From a tiny kitten to a senior feline, adopting a cat from a local rescue centre is a great alternative to purchasing from a breeder. By giving this furry little friend a second chance, you’re giving them a brand new loving home that will give them the chance of a happy and fulfilled life.

Adopting a new family member is such an exciting time and you’ll want to be prepared to give them the best possible start at a new life. Before you bring them home, you should have, at a minimum, these 5 things prepared:

  • Food
  • Water
  • Litter tray
  • Scratching area
  • Rest and hiding areas

Fresh water should always be available and out in the open and litter trays need to be regularly cleaned and in a quiet and equally tidy place, such as the laundry room.

Scratching posts or toys are also very important for both entertaining and grooming your cat. Scratching is part of a cat’s nature and helps them manage emotions, keep their nails in check and mark their scent through the glands in their toes.

It’s no secret that cats love to hide. Private, quiet and safe places like underneath a bed or even a cardboard box with soft blankets are perfect for making them feel secure.

For a kitten

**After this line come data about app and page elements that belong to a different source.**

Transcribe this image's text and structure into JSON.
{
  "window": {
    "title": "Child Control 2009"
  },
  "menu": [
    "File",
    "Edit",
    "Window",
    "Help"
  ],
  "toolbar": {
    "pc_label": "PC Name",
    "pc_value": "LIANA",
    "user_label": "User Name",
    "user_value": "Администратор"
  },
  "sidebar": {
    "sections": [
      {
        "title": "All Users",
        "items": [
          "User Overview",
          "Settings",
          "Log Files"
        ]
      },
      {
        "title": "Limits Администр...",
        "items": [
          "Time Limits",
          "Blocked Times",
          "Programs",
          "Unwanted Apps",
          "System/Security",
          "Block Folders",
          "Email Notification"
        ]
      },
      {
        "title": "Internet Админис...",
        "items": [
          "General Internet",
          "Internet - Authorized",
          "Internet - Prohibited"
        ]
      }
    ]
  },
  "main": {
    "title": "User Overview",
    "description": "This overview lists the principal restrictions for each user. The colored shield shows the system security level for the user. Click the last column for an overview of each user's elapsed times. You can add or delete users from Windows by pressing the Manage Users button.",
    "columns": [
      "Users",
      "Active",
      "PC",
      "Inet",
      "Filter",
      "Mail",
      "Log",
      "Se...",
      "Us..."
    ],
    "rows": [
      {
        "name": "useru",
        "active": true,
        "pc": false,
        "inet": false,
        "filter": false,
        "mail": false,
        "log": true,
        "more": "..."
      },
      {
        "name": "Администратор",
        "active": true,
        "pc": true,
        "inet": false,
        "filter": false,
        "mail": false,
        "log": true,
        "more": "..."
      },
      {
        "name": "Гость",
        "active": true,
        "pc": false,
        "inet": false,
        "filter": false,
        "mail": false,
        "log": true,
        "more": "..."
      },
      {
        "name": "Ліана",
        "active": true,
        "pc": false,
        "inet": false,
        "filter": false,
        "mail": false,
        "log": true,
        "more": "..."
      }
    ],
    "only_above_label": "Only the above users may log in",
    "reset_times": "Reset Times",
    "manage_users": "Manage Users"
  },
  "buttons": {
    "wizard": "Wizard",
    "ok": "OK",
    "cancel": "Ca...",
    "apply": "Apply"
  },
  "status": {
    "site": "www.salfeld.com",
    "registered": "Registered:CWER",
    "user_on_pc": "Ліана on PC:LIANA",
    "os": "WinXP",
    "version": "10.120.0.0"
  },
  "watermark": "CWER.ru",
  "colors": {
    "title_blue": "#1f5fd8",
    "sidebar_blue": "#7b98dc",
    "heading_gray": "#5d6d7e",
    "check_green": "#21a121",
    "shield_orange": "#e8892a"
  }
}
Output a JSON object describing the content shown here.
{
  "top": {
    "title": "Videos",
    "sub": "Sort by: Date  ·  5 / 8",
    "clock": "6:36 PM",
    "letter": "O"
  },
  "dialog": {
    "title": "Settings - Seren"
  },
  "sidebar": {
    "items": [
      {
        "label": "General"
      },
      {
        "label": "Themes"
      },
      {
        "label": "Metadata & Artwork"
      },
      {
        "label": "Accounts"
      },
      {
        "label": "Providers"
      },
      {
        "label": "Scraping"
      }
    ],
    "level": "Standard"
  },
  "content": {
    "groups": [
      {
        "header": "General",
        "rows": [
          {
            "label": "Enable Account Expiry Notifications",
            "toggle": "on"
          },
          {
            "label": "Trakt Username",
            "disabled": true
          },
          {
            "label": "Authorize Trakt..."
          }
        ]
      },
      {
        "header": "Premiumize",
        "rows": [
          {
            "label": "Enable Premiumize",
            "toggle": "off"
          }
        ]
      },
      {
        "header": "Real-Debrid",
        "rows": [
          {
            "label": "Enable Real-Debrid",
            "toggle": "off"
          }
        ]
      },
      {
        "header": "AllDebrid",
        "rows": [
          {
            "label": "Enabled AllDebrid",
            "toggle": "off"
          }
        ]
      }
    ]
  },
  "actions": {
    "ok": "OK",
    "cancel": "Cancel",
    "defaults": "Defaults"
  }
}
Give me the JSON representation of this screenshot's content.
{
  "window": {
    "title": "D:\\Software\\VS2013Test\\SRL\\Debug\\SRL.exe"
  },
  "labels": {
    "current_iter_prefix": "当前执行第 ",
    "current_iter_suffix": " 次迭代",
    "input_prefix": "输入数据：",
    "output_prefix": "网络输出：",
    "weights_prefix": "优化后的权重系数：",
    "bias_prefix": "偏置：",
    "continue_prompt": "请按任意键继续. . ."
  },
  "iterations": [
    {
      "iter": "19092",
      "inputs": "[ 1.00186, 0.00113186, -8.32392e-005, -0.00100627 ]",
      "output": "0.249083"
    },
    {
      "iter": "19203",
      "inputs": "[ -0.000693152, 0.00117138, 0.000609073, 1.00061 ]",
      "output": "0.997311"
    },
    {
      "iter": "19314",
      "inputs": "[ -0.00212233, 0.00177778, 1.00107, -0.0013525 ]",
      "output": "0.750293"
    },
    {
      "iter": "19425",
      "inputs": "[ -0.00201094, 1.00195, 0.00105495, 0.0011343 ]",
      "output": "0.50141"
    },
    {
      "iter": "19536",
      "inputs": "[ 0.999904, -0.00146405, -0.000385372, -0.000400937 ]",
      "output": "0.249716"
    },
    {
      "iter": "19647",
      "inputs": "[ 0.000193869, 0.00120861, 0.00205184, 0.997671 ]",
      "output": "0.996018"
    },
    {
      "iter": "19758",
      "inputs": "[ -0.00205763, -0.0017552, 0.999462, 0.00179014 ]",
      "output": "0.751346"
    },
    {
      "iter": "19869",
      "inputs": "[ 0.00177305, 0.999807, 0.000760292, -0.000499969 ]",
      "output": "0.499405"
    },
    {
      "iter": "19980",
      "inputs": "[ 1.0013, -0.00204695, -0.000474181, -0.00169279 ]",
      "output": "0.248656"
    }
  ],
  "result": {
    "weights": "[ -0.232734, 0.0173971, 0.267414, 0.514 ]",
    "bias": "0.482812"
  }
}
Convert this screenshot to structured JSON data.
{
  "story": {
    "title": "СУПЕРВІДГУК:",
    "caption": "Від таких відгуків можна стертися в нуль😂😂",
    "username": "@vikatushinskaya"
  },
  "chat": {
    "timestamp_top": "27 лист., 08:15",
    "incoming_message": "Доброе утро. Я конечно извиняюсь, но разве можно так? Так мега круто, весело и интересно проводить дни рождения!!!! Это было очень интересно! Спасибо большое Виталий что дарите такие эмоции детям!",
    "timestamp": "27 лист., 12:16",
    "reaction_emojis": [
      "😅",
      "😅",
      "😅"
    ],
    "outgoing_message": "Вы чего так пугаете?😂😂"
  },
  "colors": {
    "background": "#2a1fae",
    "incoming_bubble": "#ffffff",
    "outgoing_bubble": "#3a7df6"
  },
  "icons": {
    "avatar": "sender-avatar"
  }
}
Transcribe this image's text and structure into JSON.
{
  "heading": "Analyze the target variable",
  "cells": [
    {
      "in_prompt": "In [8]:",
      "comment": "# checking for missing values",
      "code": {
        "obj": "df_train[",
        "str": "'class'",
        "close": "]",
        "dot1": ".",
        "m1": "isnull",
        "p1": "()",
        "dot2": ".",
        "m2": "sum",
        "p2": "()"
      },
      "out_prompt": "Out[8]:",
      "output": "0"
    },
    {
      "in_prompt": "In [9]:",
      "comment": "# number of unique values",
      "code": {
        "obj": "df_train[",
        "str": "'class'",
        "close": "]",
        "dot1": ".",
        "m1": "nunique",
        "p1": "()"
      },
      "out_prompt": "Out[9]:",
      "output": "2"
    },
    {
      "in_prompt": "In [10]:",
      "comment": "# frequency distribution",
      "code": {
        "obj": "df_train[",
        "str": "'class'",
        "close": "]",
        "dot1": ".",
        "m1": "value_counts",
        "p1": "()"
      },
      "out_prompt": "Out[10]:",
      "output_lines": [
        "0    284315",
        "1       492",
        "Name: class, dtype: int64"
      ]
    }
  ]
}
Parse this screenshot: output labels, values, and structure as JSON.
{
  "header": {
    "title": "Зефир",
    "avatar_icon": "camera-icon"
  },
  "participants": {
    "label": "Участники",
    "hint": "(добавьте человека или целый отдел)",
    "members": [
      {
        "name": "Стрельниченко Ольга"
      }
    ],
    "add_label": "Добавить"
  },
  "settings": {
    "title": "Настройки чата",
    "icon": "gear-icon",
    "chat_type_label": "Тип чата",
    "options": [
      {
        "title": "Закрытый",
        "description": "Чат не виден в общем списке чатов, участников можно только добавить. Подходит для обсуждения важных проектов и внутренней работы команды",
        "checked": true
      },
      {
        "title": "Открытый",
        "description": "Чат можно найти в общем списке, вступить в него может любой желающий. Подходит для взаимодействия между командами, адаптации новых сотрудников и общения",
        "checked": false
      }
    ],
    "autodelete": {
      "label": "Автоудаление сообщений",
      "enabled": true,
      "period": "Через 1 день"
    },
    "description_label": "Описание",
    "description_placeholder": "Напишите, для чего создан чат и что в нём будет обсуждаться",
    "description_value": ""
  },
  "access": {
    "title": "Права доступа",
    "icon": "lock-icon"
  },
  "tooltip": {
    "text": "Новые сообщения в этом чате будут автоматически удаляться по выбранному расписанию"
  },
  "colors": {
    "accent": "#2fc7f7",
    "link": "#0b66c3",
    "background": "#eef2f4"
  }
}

You must remember that a kitten is just a baby; they’re going to be dependent on you for their development and growth. To feed them, you should introduce canned or dry kitten food, with either a bowl of dry food left out to snack on throughout the day or set times to eat. A kitten that’s 3 to 6 months old should have meals 3 times per day.

If your kitten is adopted from places such as the RSPCA, they will be desexed, vaccinated and given a checkup from a vet before they’re sent home with you – make sure to double-check that this has all been done.

For an adult cat

Being moved from the shelter to your home is a big step for your new cat to take. They might be stressed, scared and feel unsafe as they are in a new environment with strange sounds, sights, smells and people who they aren’t sure they can trust yet.

Unlike a kitten, an older cat has past experiences and they might not all be friendly. That’s why it’s important to not rush them or demand affection.

Containing your cat to one room at first and slowly introducing them to the rest of the house is a good plan for not overwhelming them. Establishing a routine is also important for getting them settled in, with feeding, play and cuddle times.

Use positive reinforcement for behaviours you want to encourage, such as using the litter box correctly or letting you pet them. With this, pay attention to your cat’s body language and ensure that when you’re touching them that they aren’t stressed. An at ease cat will purr, slowly blink, expose their belly, or simply be relaxed. If they show signs of anxiety, like hissing or ears that are pointed back, give them some space and wait until they come over to you. Be patient and your cat will quickly realise that they can trust you and that you are committed to loving them no matter what!

Choosing to adopt a cat or kitten will provide you and your family with love, affection and a lifetime of memories. With your commitment and care, you can provide an adopted cat with a second chance at having that as well.